The pharmacy called today, December 26th, to tell me that the prescription was ready. The amount? $370. Much less, and yet still, unaffordable. I remembered that the doctor said that there was a coupon online. I looked, printed it out, and took it to the pharmacy. Even with the coupon, the cost was $130. As an astute accountant, I immediately multiplied this out by 12 and mentally reviewed our budget. On principle, I refused to accept this. I can pay $30 a month and do enemas, or pay $130 a month for the luxury of not doing enemas.
So, as I sit here, holding fluids in my rear end, I reflect upon people who can’t afford to buy insurance. These aren’t deadbeats. These are people I go to work with every day. They are not lazy. They never call in. They aren’t relying on welfare. In fact, most people who are on welfare aren’t lazy either. They have actual, verifiable needs that we as a society should chip in and help. I know people with devastating diagnosis’s who have been told that they don’t qualify because there are still some jobs that they can do. The idea that America’s welfare programs are clogged up with lazy people who have multiple kids just so they can stay home is a fallacy. I have always been very healthy, and have never really understood the need for medical insurance until this time in my life. I am coming to realize that I need to advocate for affordable healthcare, and be a voice for those who don’t have one.
I am happy to say that I still have this enema held in. It’s medications are soaking through the walls of my colon. My colon isn’t super happy, and is making that clear through. all kinds of noises.
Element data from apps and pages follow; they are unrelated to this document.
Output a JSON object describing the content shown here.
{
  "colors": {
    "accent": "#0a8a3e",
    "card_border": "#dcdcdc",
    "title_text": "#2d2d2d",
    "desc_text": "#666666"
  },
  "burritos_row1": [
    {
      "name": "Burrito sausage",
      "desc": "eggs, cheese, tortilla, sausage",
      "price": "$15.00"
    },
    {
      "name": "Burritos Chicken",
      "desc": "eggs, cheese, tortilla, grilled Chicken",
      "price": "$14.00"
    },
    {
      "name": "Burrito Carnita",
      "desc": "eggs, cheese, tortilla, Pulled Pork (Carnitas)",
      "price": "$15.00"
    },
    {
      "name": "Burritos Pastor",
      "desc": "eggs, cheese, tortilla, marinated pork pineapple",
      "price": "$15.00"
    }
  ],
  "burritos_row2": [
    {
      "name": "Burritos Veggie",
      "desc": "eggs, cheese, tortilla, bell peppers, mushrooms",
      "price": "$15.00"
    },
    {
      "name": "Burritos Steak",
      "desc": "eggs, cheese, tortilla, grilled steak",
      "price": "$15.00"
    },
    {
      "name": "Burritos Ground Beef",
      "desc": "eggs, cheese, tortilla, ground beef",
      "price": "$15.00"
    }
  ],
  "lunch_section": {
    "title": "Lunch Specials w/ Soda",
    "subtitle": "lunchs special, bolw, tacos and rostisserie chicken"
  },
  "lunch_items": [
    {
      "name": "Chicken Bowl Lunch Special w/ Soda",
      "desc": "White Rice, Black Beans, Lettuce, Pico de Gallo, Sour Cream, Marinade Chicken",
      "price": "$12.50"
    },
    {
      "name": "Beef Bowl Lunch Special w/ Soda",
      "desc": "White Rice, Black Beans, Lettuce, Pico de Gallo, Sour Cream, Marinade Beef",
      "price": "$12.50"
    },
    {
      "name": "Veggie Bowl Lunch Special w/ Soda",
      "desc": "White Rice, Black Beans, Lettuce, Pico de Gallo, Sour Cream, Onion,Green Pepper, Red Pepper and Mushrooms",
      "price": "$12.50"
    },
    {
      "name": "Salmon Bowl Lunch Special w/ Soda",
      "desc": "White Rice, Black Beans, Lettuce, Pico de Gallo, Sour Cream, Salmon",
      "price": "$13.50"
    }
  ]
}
However, I am finally starting to treat this thing.
I would love to hear your stories. Medical bills are the number one causes of bankruptcy in the United States. Together, we can be a voice for change.
As always, listen to your body. You are the only one who recognizes its voice. I know it is telling you this…
YOU’RE PROBABLY NOT CRAZY!!